== Task prompt ==
Each record is to be repeated exactly as it stands below.

Saved entries
--------------------
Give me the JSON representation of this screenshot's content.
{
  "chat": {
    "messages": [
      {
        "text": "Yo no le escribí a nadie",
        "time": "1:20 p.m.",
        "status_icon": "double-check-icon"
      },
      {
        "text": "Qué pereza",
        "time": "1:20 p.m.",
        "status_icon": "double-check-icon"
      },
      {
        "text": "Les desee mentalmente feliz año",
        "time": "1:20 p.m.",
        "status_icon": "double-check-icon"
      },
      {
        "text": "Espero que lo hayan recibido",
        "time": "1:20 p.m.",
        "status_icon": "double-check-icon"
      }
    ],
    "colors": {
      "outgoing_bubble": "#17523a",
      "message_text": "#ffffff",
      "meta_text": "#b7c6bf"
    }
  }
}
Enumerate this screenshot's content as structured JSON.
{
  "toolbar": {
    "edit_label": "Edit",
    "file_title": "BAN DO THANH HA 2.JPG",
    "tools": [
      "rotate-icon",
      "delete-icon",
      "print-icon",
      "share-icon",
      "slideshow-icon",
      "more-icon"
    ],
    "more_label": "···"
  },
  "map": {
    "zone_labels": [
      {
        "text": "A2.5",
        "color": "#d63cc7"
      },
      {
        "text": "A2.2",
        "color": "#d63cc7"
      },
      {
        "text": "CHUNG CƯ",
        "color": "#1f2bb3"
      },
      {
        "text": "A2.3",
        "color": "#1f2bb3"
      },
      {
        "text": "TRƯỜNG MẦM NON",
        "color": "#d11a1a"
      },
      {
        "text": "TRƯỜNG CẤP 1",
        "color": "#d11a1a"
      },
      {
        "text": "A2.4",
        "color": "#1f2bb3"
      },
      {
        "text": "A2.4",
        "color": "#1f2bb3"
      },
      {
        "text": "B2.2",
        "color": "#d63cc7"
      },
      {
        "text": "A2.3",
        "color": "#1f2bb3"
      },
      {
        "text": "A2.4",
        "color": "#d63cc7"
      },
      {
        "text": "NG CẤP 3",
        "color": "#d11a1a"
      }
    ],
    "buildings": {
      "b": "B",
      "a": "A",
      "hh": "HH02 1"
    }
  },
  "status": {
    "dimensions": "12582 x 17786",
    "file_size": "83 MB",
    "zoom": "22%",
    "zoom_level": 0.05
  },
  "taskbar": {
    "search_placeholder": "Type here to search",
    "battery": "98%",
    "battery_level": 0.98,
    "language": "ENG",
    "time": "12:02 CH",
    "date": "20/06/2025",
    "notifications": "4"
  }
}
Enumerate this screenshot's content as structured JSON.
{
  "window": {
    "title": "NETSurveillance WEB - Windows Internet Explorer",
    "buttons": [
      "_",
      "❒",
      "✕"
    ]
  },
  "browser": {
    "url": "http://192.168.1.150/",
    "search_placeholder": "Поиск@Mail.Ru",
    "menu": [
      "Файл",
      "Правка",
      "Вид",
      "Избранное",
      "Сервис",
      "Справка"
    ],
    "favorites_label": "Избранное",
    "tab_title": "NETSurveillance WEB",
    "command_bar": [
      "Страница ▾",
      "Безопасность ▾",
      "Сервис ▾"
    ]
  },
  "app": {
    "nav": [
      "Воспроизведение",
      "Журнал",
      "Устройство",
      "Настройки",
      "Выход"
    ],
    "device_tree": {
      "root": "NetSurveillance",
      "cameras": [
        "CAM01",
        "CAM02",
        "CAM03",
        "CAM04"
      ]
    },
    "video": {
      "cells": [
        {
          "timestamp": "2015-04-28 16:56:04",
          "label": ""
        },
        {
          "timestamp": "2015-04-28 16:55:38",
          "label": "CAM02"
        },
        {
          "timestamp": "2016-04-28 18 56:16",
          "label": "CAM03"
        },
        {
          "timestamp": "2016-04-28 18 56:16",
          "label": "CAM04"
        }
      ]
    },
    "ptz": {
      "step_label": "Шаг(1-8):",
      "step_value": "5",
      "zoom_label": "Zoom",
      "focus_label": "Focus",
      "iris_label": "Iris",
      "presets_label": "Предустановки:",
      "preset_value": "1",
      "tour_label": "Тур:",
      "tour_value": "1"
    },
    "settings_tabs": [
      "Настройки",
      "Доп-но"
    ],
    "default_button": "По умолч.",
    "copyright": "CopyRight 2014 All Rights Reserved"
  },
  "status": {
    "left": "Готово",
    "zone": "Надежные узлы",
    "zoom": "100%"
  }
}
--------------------
== Solution for this problem ==
Give me the JSON representation of this screenshot's content.
{
  "chat": {
    "messages": [
      {
        "text": "Yo no le escribí a nadie",
        "time": "1:20 p.m.",
        "status_icon": "double-check-icon"
      },
      {
        "text": "Qué pereza",
        "time": "1:20 p.m.",
        "status_icon": "double-check-icon"
      },
      {
        "text": "Les desee mentalmente feliz año",
        "time": "1:20 p.m.",
        "status_icon": "double-check-icon"
      },
      {
        "text": "Espero que lo hayan recibido",
        "time": "1:20 p.m.",
        "status_icon": "double-check-icon"
      }
    ],
    "colors": {
      "outgoing_bubble": "#17523a",
      "message_text": "#ffffff",
      "meta_text": "#b7c6bf"
    }
  }
}
Enumerate this screenshot's content as structured JSON.
{
  "toolbar": {
    "edit_label": "Edit",
    "file_title": "BAN DO THANH HA 2.JPG",
    "tools": [
      "rotate-icon",
      "delete-icon",
      "print-icon",
      "share-icon",
      "slideshow-icon",
      "more-icon"
    ],
    "more_label": "···"
  },
  "map": {
    "zone_labels": [
      {
        "text": "A2.5",
        "color": "#d63cc7"
      },
      {
        "text": "A2.2",
        "color": "#d63cc7"
      },
      {
        "text": "CHUNG CƯ",
        "color": "#1f2bb3"
      },
      {
        "text": "A2.3",
        "color": "#1f2bb3"
      },
      {
        "text": "TRƯỜNG MẦM NON",
        "color": "#d11a1a"
      },
      {
        "text": "TRƯỜNG CẤP 1",
        "color": "#d11a1a"
      },
      {
        "text": "A2.4",
        "color": "#1f2bb3"
      },
      {
        "text": "A2.4",
        "color": "#1f2bb3"
      },
      {
        "text": "B2.2",
        "color": "#d63cc7"
      },
      {
        "text": "A2.3",
        "color": "#1f2bb3"
      },
      {
        "text": "A2.4",
        "color": "#d63cc7"
      },
      {
        "text": "NG CẤP 3",
        "color": "#d11a1a"
      }
    ],
    "buildings": {
      "b": "B",
      "a": "A",
      "hh": "HH02 1"
    }
  },
  "status": {
    "dimensions": "12582 x 17786",
    "file_size": "83 MB",
    "zoom": "22%",
    "zoom_level": 0.05
  },
  "taskbar": {
    "search_placeholder": "Type here to search",
    "battery": "98%",
    "battery_level": 0.98,
    "language": "ENG",
    "time": "12:02 CH",
    "date": "20/06/2025",
    "notifications": "4"
  }
}
Enumerate this screenshot's content as structured JSON.
{
  "window": {
    "title": "NETSurveillance WEB - Windows Internet Explorer",
    "buttons": [
      "_",
      "❒",
      "✕"
    ]
  },
  "browser": {
    "url": "http://192.168.1.150/",
    "search_placeholder": "Поиск@Mail.Ru",
    "menu": [
      "Файл",
      "Правка",
      "Вид",
      "Избранное",
      "Сервис",
      "Справка"
    ],
    "favorites_label": "Избранное",
    "tab_title": "NETSurveillance WEB",
    "command_bar": [
      "Страница ▾",
      "Безопасность ▾",
      "Сервис ▾"
    ]
  },
  "app": {
    "nav": [
      "Воспроизведение",
      "Журнал",
      "Устройство",
      "Настройки",
      "Выход"
    ],
    "device_tree": {
      "root": "NetSurveillance",
      "cameras": [
        "CAM01",
        "CAM02",
        "CAM03",
        "CAM04"
      ]
    },
    "video": {
      "cells": [
        {
          "timestamp": "2015-04-28 16:56:04",
          "label": ""
        },
        {
          "timestamp": "2015-04-28 16:55:38",
          "label": "CAM02"
        },
        {
          "timestamp": "2016-04-28 18 56:16",
          "label": "CAM03"
        },
        {
          "timestamp": "2016-04-28 18 56:16",
          "label": "CAM04"
        }
      ]
    },
    "ptz": {
      "step_label": "Шаг(1-8):",
      "step_value": "5",
      "zoom_label": "Zoom",
      "focus_label": "Focus",
      "iris_label": "Iris",
      "presets_label": "Предустановки:",
      "preset_value": "1",
      "tour_label": "Тур:",
      "tour_value": "1"
    },
    "settings_tabs": [
      "Настройки",
      "Доп-но"
    ],
    "default_button": "По умолч.",
    "copyright": "CopyRight 2014 All Rights Reserved"
  },
  "status": {
    "left": "Готово",
    "zone": "Надежные узлы",
    "zoom": "100%"
  }
}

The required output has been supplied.